Magnus Fowle was the only son of Gabriel Fowle of Southover, Lewes, who died in 1559. From his will, dated January 1554/5, it appears that Gabriel was master of the Free Grammar School in Lewes. The last years of his life coincided with the brief reign of Mary Tudor (1554 – 58), which saw the temporary restoration of Catholicism in England. His will suggests that Gabriel was sympathetic to the old faith. I haven’t been able to track down a copy of the document yet, but according to one source he bequeathed to his parish church his ‘written mass book’ (as the author comments, ‘evidently hidden away in the hope of better times’). The same source adds: ‘Fowle was one of a substantial minority of Lewes testators, amounting to 30% of the total, who now revived the old custom of endowing masses for their souls’. However, Gabriel was evidently aware that there might be difficulty in finding priests: he asked that masses be sung by ten priests ‘if they can be got’.
Gabriel was the son of Nicholas Fowle and Joan Vince, and the brother of William Fowle of Rivenhall, and also of Bartholomew Fowle, the last prior of St Mary Overy, Southwark, before Henry VIII’s dissolution of the monasteries. The prior and canons surrendered to Thomas Cromwell’s commissioners on 27th October 1539.
Although I’m enormously proud of my Nonconformist and Puritan ancestors, I’m particularly pleased, for personal reasons, to have discovered my first pre-Reformation ancestor. Having recently read Eamon Dufy’s The Voices of Morebath, tracing one parish’s experience of the religious upheavals of the 16th century, I’m intrigued by Gabriel and wonder how this ancestor of mine managed to hold on to his traditional faith in such turbulent times.

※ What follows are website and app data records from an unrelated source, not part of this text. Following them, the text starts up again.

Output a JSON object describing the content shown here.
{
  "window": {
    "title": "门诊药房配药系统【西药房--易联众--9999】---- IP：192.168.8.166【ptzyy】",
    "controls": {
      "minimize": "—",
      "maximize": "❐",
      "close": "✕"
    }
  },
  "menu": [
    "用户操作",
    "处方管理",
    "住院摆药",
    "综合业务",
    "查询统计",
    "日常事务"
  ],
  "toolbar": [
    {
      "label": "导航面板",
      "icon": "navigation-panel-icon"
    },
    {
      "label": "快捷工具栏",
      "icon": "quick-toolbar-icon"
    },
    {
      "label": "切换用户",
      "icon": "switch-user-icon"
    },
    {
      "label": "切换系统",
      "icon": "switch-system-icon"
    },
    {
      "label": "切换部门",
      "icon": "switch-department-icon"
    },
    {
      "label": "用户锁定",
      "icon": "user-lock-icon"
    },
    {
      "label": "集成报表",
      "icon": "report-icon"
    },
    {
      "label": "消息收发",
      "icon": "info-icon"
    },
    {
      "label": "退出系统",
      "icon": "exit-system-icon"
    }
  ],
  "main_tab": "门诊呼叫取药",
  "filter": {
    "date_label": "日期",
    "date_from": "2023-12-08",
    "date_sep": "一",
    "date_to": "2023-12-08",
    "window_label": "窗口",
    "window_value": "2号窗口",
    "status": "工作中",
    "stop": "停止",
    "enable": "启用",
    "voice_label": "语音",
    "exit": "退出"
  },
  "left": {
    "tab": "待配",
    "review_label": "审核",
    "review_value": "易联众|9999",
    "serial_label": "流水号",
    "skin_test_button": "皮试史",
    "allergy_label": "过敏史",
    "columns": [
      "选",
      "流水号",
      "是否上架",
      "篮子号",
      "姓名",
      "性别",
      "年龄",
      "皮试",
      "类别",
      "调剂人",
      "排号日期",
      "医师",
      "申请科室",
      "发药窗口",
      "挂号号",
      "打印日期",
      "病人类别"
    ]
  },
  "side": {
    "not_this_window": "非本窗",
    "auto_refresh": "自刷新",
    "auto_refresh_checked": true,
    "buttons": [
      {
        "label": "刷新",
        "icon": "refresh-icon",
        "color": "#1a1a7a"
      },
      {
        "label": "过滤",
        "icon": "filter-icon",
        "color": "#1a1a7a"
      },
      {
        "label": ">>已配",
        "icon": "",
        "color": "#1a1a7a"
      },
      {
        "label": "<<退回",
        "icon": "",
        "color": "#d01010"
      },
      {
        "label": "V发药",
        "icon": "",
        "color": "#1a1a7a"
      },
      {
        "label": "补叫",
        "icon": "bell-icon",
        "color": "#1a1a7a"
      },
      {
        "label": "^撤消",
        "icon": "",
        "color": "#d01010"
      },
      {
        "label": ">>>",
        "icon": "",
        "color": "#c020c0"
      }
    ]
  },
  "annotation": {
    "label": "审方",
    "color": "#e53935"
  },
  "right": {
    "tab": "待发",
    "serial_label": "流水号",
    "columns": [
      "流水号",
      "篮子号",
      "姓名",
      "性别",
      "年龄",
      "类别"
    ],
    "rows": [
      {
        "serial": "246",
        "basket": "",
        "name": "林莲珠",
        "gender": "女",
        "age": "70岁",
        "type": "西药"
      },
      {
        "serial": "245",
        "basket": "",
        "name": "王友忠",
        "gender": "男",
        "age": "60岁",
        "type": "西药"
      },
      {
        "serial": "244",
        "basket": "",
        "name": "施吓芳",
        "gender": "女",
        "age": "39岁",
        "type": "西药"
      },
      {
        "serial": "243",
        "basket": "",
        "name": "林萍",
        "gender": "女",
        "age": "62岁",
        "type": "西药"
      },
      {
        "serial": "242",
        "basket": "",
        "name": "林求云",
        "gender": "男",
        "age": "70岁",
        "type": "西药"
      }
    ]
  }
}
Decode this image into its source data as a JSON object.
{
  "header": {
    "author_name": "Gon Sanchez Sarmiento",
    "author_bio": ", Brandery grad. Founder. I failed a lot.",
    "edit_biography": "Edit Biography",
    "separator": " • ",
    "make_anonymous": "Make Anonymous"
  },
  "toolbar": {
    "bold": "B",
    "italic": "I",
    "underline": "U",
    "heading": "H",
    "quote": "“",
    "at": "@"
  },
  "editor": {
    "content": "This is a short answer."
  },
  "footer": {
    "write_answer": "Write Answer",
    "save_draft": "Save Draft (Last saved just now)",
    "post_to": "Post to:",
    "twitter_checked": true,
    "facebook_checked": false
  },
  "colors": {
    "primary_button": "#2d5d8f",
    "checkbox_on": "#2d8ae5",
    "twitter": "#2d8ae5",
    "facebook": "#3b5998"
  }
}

Another reason for my interest in the Fowle family is that this surname also occurs in my father’s family tree. In 1836 my paternal great-great-grandfather William Robb, a London stationer’s clerk, married Fanny Sarah Seager, who was the daughter of Samuel Hurst Seager and Fanny Fowle. I’m fairly sure that Samuel came from somewhere in the Midlands, but I haven’t been able to find out anything about Fanny’s origins: it’s possible she was descended from the Fowles of Sussex.
Edward and Agnes Byne had six children: Magnus; William; Edward; Stephen (my 10 x great grandfather); John; an unnamed daughter buried at Burwash on 14th August 1590; and James, baptised there on 9th December 1593 and buried on 20th December 1594.
Edward Byne’s will is dated 11th December 1611 and Renshaw quotes from it at length (pp. 101 – 103). He was buried at Burwash on 4th January 1613/14. Edward’s widow Agnes made her own will on 27th April 1625.